Egyptian pyramids and funerary temples or chapels are certainly religious testimonies, along with the Book of the Dead. The last phrase of the Apostles’ Creed is a belief in the life of the world to come. Hindus believe in immortality through reincarnation. Romans believed that people could possibly become gods and that ancestral spirits were present in their homes — and they had rites as a result of these beliefs..

Today, people scoff at such beliefs. But neuroscience will never fully explain everything about the human soul. We may be psychosomatic unities, but that does not mean that when the soma, the body, dies, the psyche, the soul or mind, dies with it.

Ancient Egypt: Life and Death in the Valley of the Kings, Episode 1

Me and a pyramid at Giza. On a camel.

Me and a pyramid at Giza. On a camel.

Today I watched the first episode of what looks to be a very interesting two-part documentary called Ancient Egypt: Life and Death in the Valley of the Kings by Dr Joann Fletcher. If you live in the UK, you can watch it on the BBC here. This episode is called ‘Life.’

Hitherto, my contact with ancient Egypt has been with Pharoahs and mummies, with its monuments and suchlike as well as with, inevitably, the afterlife. Some items from daily life creep in, such as strange head-rests for whilst sleeping that I saw at the Royal Ontario Museum. One of the better Egyptian exhibits is the current permanent display at the Ashmolean Museum in Oxford that traces Egyptian culture from pre-Pharaonic times to the Nubian pharaohs.

Fletcher takes you into the world of daily in the 18th Dynasty, the reign of Amenhotep III (1400s BC), to the village uncovered at Deir el-Medina. The Egyptian name of the village was, in fact, The Village. It was populated by the workers and artisans who constructed the tombs in the Valley of the Kings, about two miles away. Here we are brought face-to-face with Kha and his wife Meryt.
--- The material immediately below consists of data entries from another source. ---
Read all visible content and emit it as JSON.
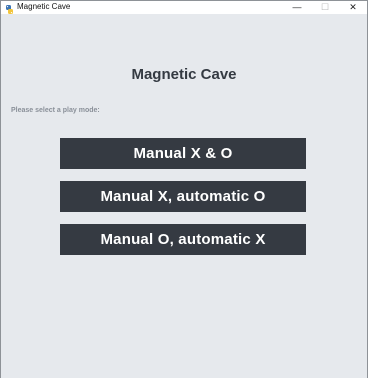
{
  "window": {
    "title": "Magnetic Cave",
    "minimize_glyph": "—",
    "maximize_glyph": "☐",
    "close_glyph": "✕"
  },
  "main": {
    "heading": "Magnetic Cave",
    "prompt": "Please select a play mode:",
    "modes": [
      {
        "label": "Manual X & O"
      },
      {
        "label": "Manual X, automatic O"
      },
      {
        "label": "Manual O, automatic X"
      }
    ]
  },
  "colors": {
    "background": "#e6e9ed",
    "button": "#353a42",
    "button_text": "#ffffff",
    "heading": "#343a42",
    "prompt": "#8a9099"
  },
  "icons": {
    "app": "snake-app-icon",
    "minimize": "minimize-icon",
    "maximize": "maximize-icon",
    "close": "close-icon"
  }
}
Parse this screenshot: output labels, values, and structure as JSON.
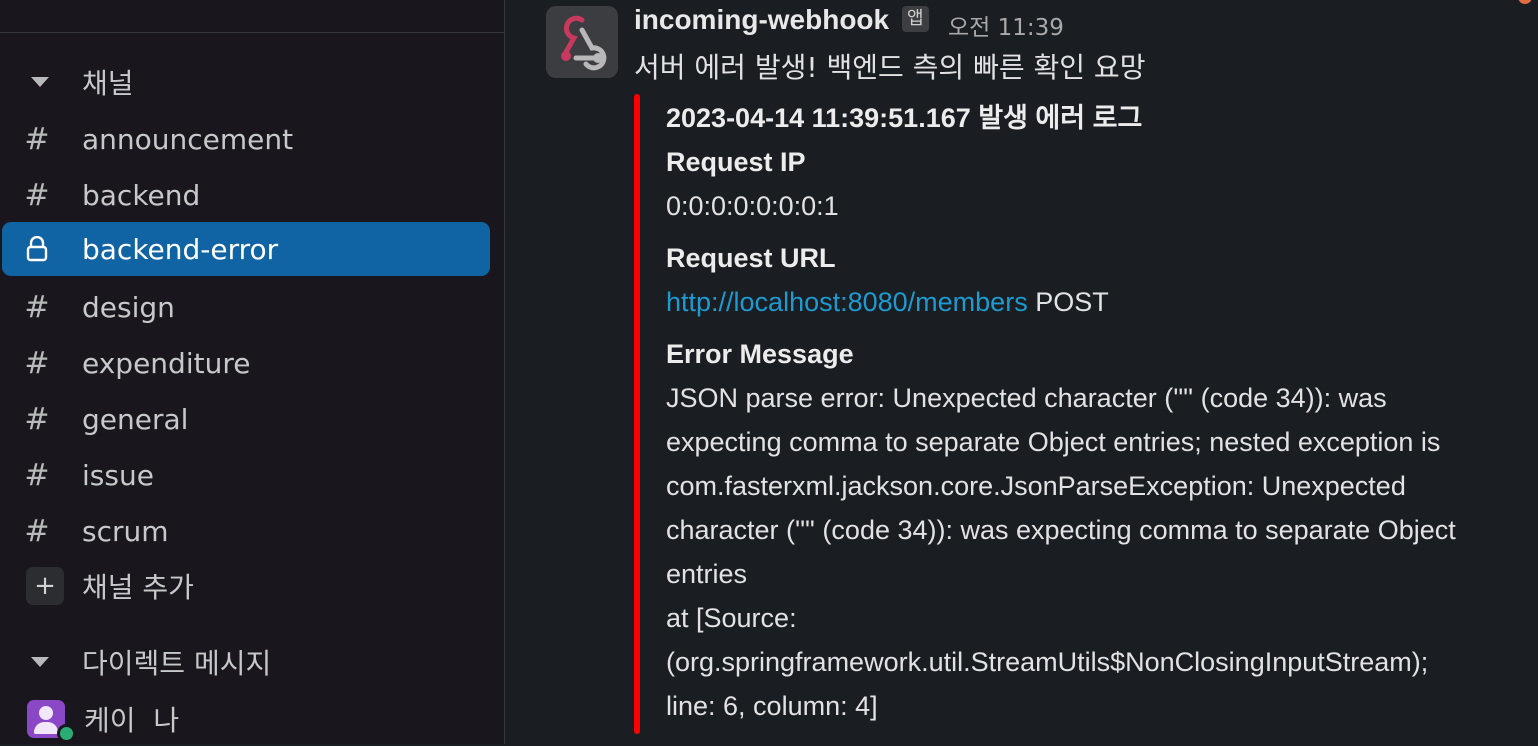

Thankfully, their mummies have never been unwrapped, so not literally face-to-face. Rather, we get to see paintings of them both, a statue of Kha, and the gilt grave-mask of Meryt. The tomb of this couple was found very well-stocked with everything the pair would have needed for the afterlife — which means everything from their own lives.

Kha was the chief architect for Amenhotep III. He designed and helped execute Amenhotep’s tomb. He was a well-to-do, free Egyptian who was fond of black eyeliner and who was so good at his job that the Pharaoh gave him a golden cubit relating his achievements as an architect.

One of the tombs Kha began work on was that of Akenaten, son of Amenhotep III. But that tomb was never finished because of Akenaten’s attempted religious reform and the building of the imperial city of Amarna.

Meryt was the ‘Lady of the House’ — an ancient Egyptian housewife. She would bake the bread and brew the beer made from the grain given to them as their payment (Egypt had no money as yet) and raise their three children.

I could go on. All sorts of details about daily life and the lives of Kha and Meryt. Fletcher read for us ancient Egyptian love poems from potsherds found at Deir el-Medina. We learned about courtship. We learned a bit about religion beyond the giant temples. We learned about food and payment and … life. Life in ancient Egypt.

Hopefully, oh friends in the UK, you’ll have a chance to view this documentary.